- EXERCISE
Give back all of the data exactly as written.

(Interface dataset entries)

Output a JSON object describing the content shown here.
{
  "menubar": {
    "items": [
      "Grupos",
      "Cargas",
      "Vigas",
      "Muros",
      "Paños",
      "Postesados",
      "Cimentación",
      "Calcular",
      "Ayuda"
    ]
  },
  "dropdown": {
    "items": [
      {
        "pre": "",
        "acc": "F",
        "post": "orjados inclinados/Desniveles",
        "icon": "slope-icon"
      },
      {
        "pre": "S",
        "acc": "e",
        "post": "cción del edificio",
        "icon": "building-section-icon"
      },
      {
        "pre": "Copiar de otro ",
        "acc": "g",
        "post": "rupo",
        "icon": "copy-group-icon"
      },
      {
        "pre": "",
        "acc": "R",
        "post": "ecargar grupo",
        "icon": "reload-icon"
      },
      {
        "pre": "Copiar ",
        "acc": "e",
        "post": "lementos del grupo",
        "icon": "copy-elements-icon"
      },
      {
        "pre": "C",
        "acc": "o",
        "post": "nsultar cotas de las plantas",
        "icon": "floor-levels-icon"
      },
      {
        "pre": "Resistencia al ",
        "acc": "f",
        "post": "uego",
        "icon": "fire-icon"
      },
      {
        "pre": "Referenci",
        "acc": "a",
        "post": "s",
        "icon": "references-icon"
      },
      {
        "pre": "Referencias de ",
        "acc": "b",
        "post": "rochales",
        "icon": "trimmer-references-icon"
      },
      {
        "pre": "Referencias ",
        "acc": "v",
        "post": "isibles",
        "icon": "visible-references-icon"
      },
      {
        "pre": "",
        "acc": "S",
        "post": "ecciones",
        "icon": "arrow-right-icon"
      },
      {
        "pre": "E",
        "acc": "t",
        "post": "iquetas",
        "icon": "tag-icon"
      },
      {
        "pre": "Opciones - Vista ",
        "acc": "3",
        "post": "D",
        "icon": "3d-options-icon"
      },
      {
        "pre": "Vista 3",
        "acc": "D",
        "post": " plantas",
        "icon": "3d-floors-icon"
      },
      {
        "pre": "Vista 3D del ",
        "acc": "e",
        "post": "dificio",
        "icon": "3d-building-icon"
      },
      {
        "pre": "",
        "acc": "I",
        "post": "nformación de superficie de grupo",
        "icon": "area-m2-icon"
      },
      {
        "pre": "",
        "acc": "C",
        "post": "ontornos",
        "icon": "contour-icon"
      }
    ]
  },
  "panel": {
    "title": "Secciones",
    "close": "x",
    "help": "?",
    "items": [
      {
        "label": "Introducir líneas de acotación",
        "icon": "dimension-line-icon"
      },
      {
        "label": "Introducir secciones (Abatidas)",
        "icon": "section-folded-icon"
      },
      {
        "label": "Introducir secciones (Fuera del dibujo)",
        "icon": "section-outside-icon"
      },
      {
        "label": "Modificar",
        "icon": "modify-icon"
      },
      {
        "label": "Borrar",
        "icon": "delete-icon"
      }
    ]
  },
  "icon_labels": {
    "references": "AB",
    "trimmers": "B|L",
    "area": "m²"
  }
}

- FINISHED TASK
Output a JSON object describing the content shown here.
{
  "menubar": {
    "items": [
      "Grupos",
      "Cargas",
      "Vigas",
      "Muros",
      "Paños",
      "Postesados",
      "Cimentación",
      "Calcular",
      "Ayuda"
    ]
  },
  "dropdown": {
    "items": [
      {
        "pre": "",
        "acc": "F",
        "post": "orjados inclinados/Desniveles",
        "icon": "slope-icon"
      },
      {
        "pre": "S",
        "acc": "e",
        "post": "cción del edificio",
        "icon": "building-section-icon"
      },
      {
        "pre": "Copiar de otro ",
        "acc": "g",
        "post": "rupo",
        "icon": "copy-group-icon"
      },
      {
        "pre": "",
        "acc": "R",
        "post": "ecargar grupo",
        "icon": "reload-icon"
      },
      {
        "pre": "Copiar ",
        "acc": "e",
        "post": "lementos del grupo",
        "icon": "copy-elements-icon"
      },
      {
        "pre": "C",
        "acc": "o",
        "post": "nsultar cotas de las plantas",
        "icon": "floor-levels-icon"
      },
      {
        "pre": "Resistencia al ",
        "acc": "f",
        "post": "uego",
        "icon": "fire-icon"
      },
      {
        "pre": "Referenci",
        "acc": "a",
        "post": "s",
        "icon": "references-icon"
      },
      {
        "pre": "Referencias de ",
        "acc": "b",
        "post": "rochales",
        "icon": "trimmer-references-icon"
      },
      {
        "pre": "Referencias ",
        "acc": "v",
        "post": "isibles",
        "icon": "visible-references-icon"
      },
      {
        "pre": "",
        "acc": "S",
        "post": "ecciones",
        "icon": "arrow-right-icon"
      },
      {
        "pre": "E",
        "acc": "t",
        "post": "iquetas",
        "icon": "tag-icon"
      },
      {
        "pre": "Opciones - Vista ",
        "acc": "3",
        "post": "D",
        "icon": "3d-options-icon"
      },
      {
        "pre": "Vista 3",
        "acc": "D",
        "post": " plantas",
        "icon": "3d-floors-icon"
      },
      {
        "pre": "Vista 3D del ",
        "acc": "e",
        "post": "dificio",
        "icon": "3d-building-icon"
      },
      {
        "pre": "",
        "acc": "I",
        "post": "nformación de superficie de grupo",
        "icon": "area-m2-icon"
      },
      {
        "pre": "",
        "acc": "C",
        "post": "ontornos",
        "icon": "contour-icon"
      }
    ]
  },
  "panel": {
    "title": "Secciones",
    "close": "x",
    "help": "?",
    "items": [
      {
        "label": "Introducir líneas de acotación",
        "icon": "dimension-line-icon"
      },
      {
        "label": "Introducir secciones (Abatidas)",
        "icon": "section-folded-icon"
      },
      {
        "label": "Introducir secciones (Fuera del dibujo)",
        "icon": "section-outside-icon"
      },
      {
        "label": "Modificar",
        "icon": "modify-icon"
      },
      {
        "label": "Borrar",
        "icon": "delete-icon"
      }
    ]
  },
  "icon_labels": {
    "references": "AB",
    "trimmers": "B|L",
    "area": "m²"
  }
}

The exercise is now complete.